Books With Bird: Brilliant Opening LinesAugust 20, 2014
By Allison Checco, VP Account Services
I’ve been obsessed with the opening line of novels for as long as I can remember. They invite you in, pique your curiosity, tease the plot, maybe foretell the action — but only if they’re done right. As a reader, I’d argue it’s one of the most important elements a book needs to deliver – after the plot, of course. To me, the opening line is the author’s chance to make a good first impression. Now you can decide: Do you want to see where this relationship could go or are you having second thoughts?
Since the 8th grade, I’ve had a book by my bedside where I write down the first lines to those books I’ve never written. There are so many — I could write a book about my opening lines. I’m also that chick in the bookstore reading the jacket and opening it to the first page so I can determine if it’s a worthwhile purchase. Those bent pages on your new book? That’s me. The opening line even plays a role in my everyday writing at work and personally. Sometimes I sit for hours contemplating how to frame up that first sentence — and once I do, the words just flow.
Here are some of my favorite opening lines I pulled from my bookshelf. Do you recognize any of them? If so, leave your answers below. You’re not going to see the obviously known, “Call me Ishmael.” Or “It was the best of times, it was the worst of times,” but I hope you have a little fun guessing which books they belong to. No Googling!
I’d never given much thought to how I would die – though I’d had reason enough in the last few months – but even if I had, I would not have imagined it like this.
It was inevitable: the scent of bitter almonds always reminded him of the fate of unrequited love.
Lolita, light of my life, fire of my loins.
All he could see in every direction was water.
It’s a truth universally acknowledged, that a single man in possession of a good fortune, must be in want of a wife
When I think of my wife, I always think of her head.
Late in the winter of my seventeenth year, my mother decided I was depressed, presumably because I rarely left the house, spent quite a lot of time in bed, read the same book over and over, ate infrequently and devoted quite a bit of my abundant free time to thinking about death.

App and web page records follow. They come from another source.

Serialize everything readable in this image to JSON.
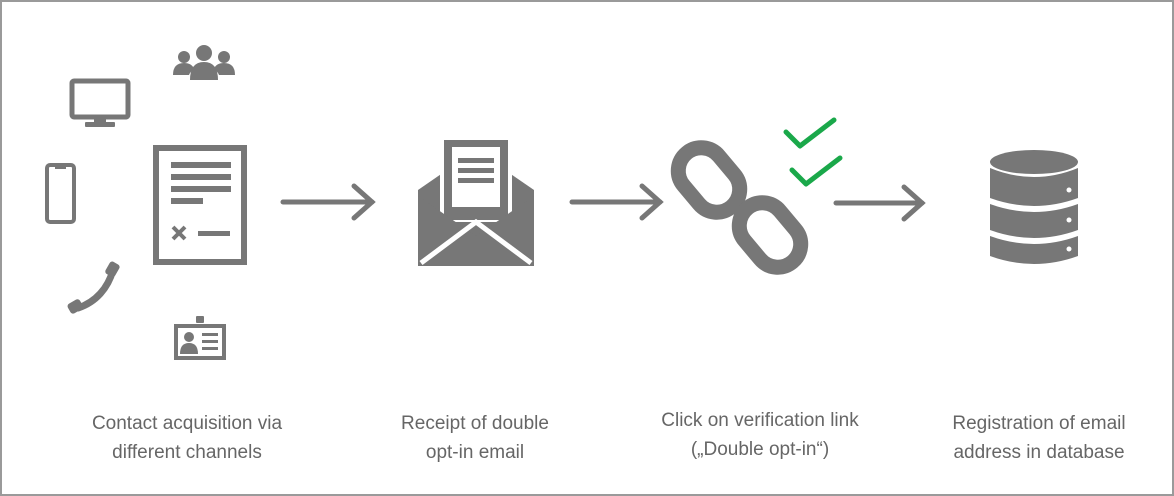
{
  "steps": [
    {
      "line1": "Contact acquisition via",
      "line2": "different channels"
    },
    {
      "line1": "Receipt of double",
      "line2": "opt-in email"
    },
    {
      "line1": "Click on verification link",
      "line2": "(„Double opt-in“)"
    },
    {
      "line1": "Registration of email",
      "line2": "address in database"
    }
  ],
  "icons": {
    "channels": [
      "monitor-icon",
      "people-group-icon",
      "smartphone-icon",
      "phone-handset-icon",
      "id-badge-icon"
    ],
    "form": "form-document-icon",
    "email": "open-envelope-icon",
    "link": "chain-link-icon",
    "checks": "double-check-icon",
    "database": "database-icon"
  },
  "colors": {
    "icon": "#777777",
    "check": "#1aa84a",
    "text": "#666666",
    "border": "#9a9a9a"
  }
}
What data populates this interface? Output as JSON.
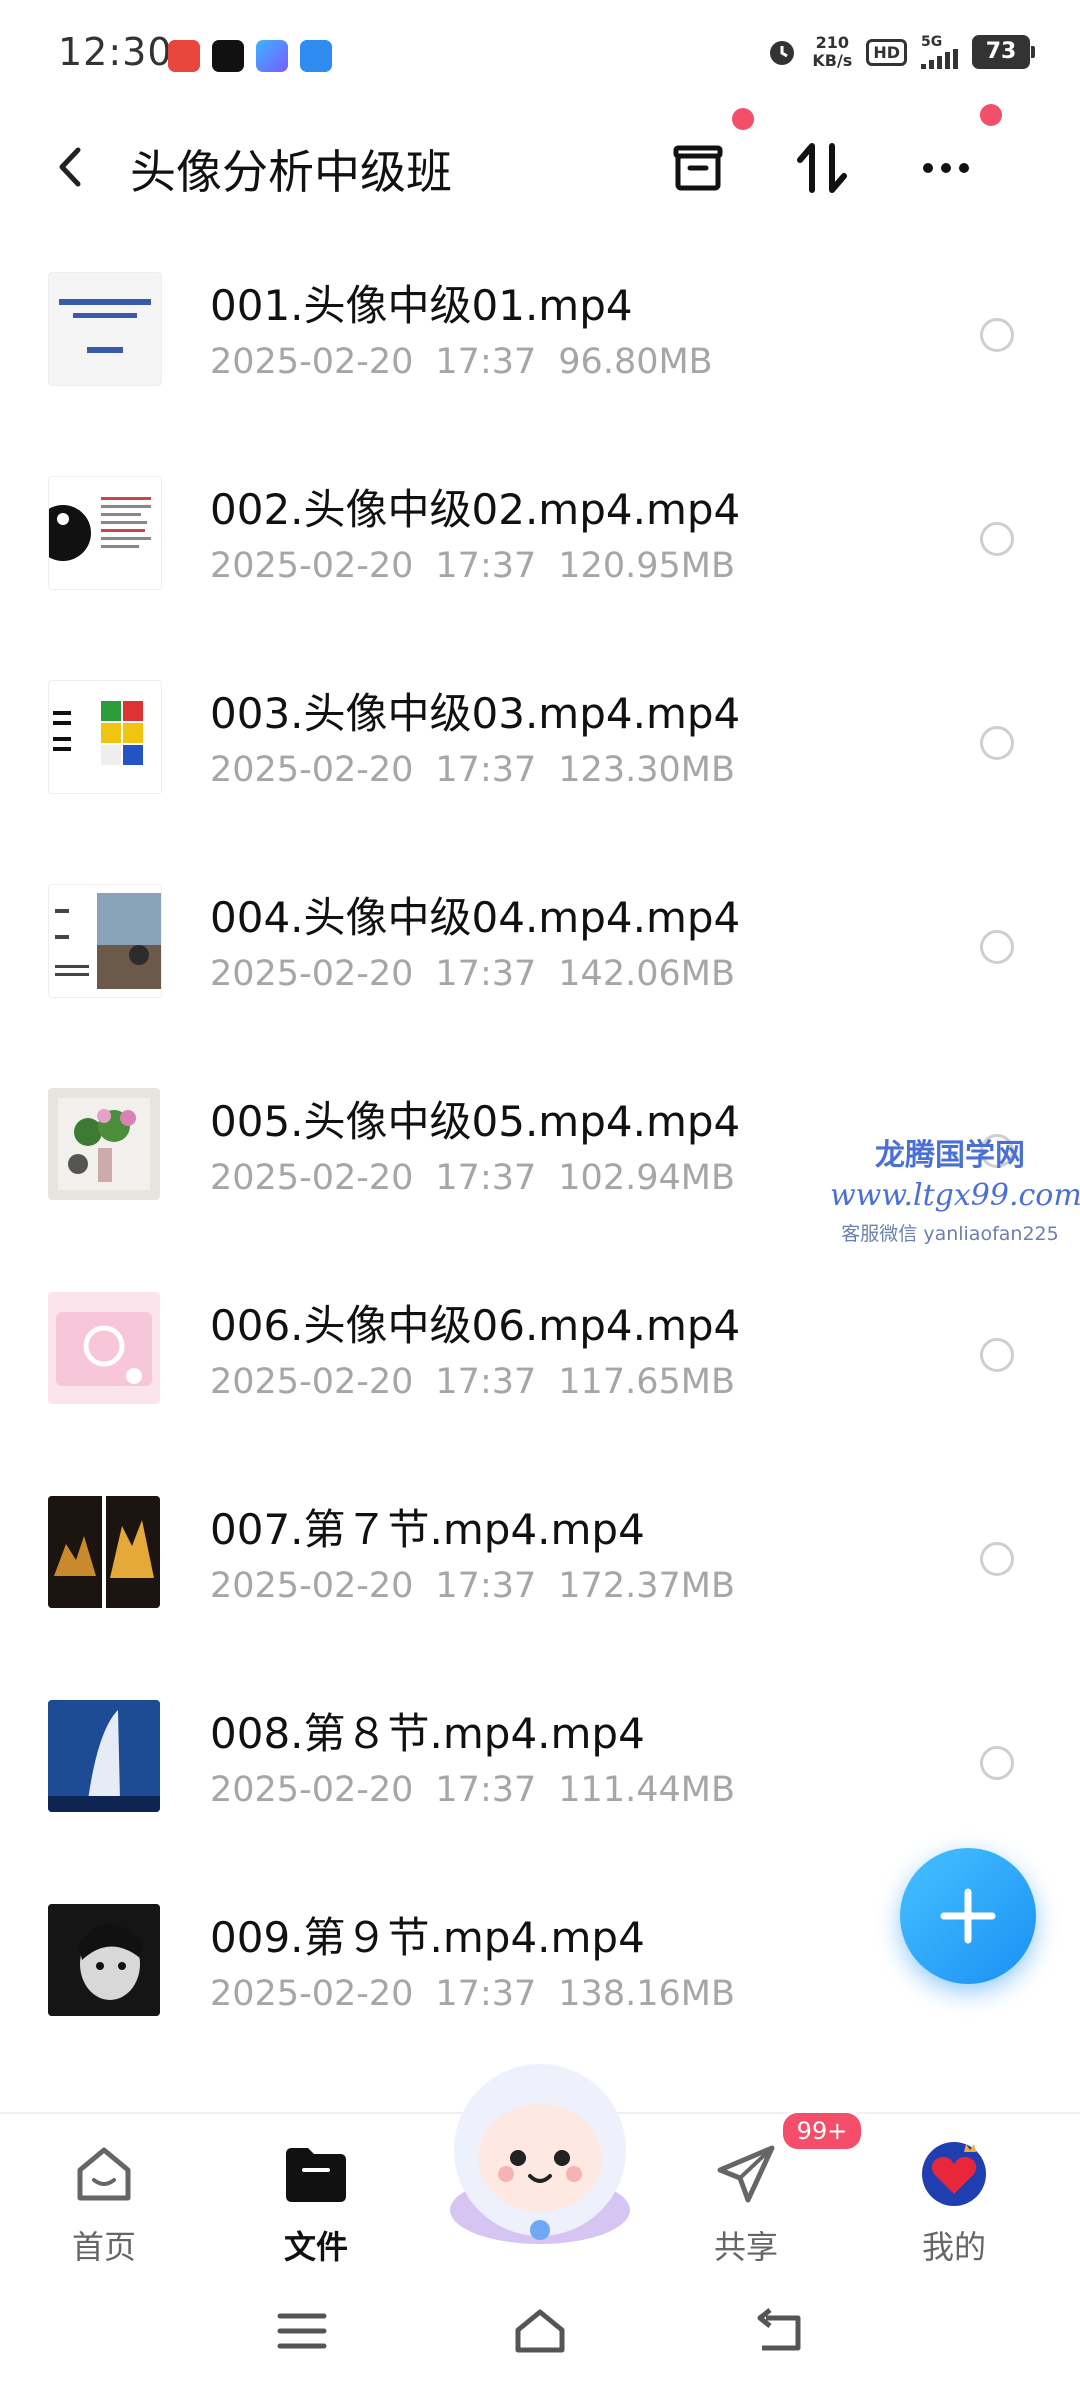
{
  "status_bar": {
    "time": "12:30",
    "net_speed_value": "210",
    "net_speed_unit": "KB/s",
    "hd_label": "HD",
    "network_label": "5G",
    "battery": "73"
  },
  "header": {
    "title": "头像分析中级班",
    "icons": [
      "back-icon",
      "archive-icon",
      "sort-icon",
      "more-icon"
    ]
  },
  "files": [
    {
      "name": "001.头像中级01.mp4",
      "date": "2025-02-20",
      "time": "17:37",
      "size": "96.80MB"
    },
    {
      "name": "002.头像中级02.mp4.mp4",
      "date": "2025-02-20",
      "time": "17:37",
      "size": "120.95MB"
    },
    {
      "name": "003.头像中级03.mp4.mp4",
      "date": "2025-02-20",
      "time": "17:37",
      "size": "123.30MB"
    },
    {
      "name": "004.头像中级04.mp4.mp4",
      "date": "2025-02-20",
      "time": "17:37",
      "size": "142.06MB"
    },
    {
      "name": "005.头像中级05.mp4.mp4",
      "date": "2025-02-20",
      "time": "17:37",
      "size": "102.94MB"
    },
    {
      "name": "006.头像中级06.mp4.mp4",
      "date": "2025-02-20",
      "time": "17:37",
      "size": "117.65MB"
    },
    {
      "name": "007.第７节.mp4.mp4",
      "date": "2025-02-20",
      "time": "17:37",
      "size": "172.37MB"
    },
    {
      "name": "008.第８节.mp4.mp4",
      "date": "2025-02-20",
      "time": "17:37",
      "size": "111.44MB"
    },
    {
      "name": "009.第９节.mp4.mp4",
      "date": "2025-02-20",
      "time": "17:37",
      "size": "138.16MB"
    }
  ],
  "watermark": {
    "line1": "龙腾国学网",
    "line2": "www.ltgx99.com",
    "line3": "客服微信 yanliaofan225"
  },
  "bottom_nav": {
    "home": "首页",
    "files": "文件",
    "share": "共享",
    "mine": "我的",
    "share_badge": "99+"
  },
  "colors": {
    "accent": "#1a8ff5",
    "badge": "#f44e6b",
    "meta_text": "#a6a6a6"
  }
}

We should start back, Gared urged as the woods began to grow dark around them. “The wildlings are dead.”
The date was April 14, 1912, a sinister day in the maritime history, but of course the man in suite 63-65, shelter deck C did not yet know it.
In my younger and more vulnerable years my father gave me some advice that I’ve been turning over in my mind ever since.
Buck did not read the newspapers, or he would have know that trouble was brewing, not alone of himself, but for every tidewater dog, strong of muscle and with warm, long hair from Puget Sound to San Diego.